The covering most often requested from Cubiertas Ala by businessmen and architects was the “umbrella,” which consisted of four hypar segments held up by a central support that looked like an open umbrella. Quick to make —the same center framework was used to make several pieces— and effective, several “umbrellas” could be used to very economically put up buildings that required large covered surfaces, like factories, warehouses and markets. Many gasoline stations throughout Mexico have this kind of roof. But the shells that made Candela’s international reputation were those whose twisted forms were very complex, with spectacular, soft, sinuous forms.
Félix Candela, University City’s Cosmic Rays Pavilion, Mexico City, 1951
Image courtesy Arch Daily.
Most of his coverings were 4 cm thick, although on special occasions he made them as thin as 1.5 cm. This is the case of the University City’s Cosmic Rays Pavilion (built in 1951 in collaboration with Jorge González Reyna), the first to bring him prestige nationwide. After that, many architects approached Cubiertas Ala to include different kinds of shells in their projects. Thus, most of Candela’s work was done in conjunction with his Mexican colleagues as an advisor on their projects and proposals for coverings; they usually presented a general sketch that Candela then defined geometrically, systematized and turned into blueprints ready for building. All this won him the name of “the magician of the shells.” His collaboration was fundamental for the execution of these projects. His firm’s client list reads like a “who’s who” of contemporary Mexican architecture, including names like Mario Pani, Juan Sordo Madaleno, Enrique Yáñez, Pedro Ramírez Vázquez, Enrique de la Mora, Federico Mariscal, Alejandro Prieto, Max Cetto and Vladimir Kaspé. His reputation spread abroad and he carried out projects and construction in the United States, Cuba, Puerto Rico, Colombia, Venezuela, Honduras, Guatemala, Spain, Great Britain, Norway, Kuwait, and Saudi Arabia.
Félix Candela's Concrete Shells: An Engineered Architecture for México and Chicago is on view January 19-March 3, 2018 at Gallery 400. See more at »
Alexander Eisenschmidt and Juan Ignacio del Cueto present a public conversation on January 20 from 2-3pm in the Gallery 400 lecture room. See more at »

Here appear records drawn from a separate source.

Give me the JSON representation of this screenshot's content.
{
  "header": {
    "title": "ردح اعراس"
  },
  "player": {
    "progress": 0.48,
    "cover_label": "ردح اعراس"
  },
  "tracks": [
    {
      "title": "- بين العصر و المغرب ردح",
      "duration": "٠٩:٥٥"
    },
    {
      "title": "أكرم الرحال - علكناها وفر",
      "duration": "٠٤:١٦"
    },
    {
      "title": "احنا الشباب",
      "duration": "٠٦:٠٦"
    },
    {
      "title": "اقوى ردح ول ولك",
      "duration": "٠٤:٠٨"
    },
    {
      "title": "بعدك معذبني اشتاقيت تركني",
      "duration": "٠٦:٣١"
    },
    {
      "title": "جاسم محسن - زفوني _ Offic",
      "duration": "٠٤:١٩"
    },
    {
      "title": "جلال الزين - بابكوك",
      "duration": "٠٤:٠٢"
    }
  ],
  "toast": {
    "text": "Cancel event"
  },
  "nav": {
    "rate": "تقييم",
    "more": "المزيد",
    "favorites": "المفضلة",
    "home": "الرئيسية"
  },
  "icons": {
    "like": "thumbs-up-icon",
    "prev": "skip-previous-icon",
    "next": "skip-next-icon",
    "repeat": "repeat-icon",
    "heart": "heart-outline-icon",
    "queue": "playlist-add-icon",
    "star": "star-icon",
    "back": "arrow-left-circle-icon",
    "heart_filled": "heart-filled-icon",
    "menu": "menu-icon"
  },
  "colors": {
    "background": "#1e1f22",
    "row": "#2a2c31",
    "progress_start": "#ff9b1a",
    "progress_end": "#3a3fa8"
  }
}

Juan Ignacio del Cueto, Juan "The Shells of Félix Candela.” Voices of Mexico, no. 50 (2000): 36-39. Accessed January 8, 2018. https://issuu.com/cisan.unam/docs/vom50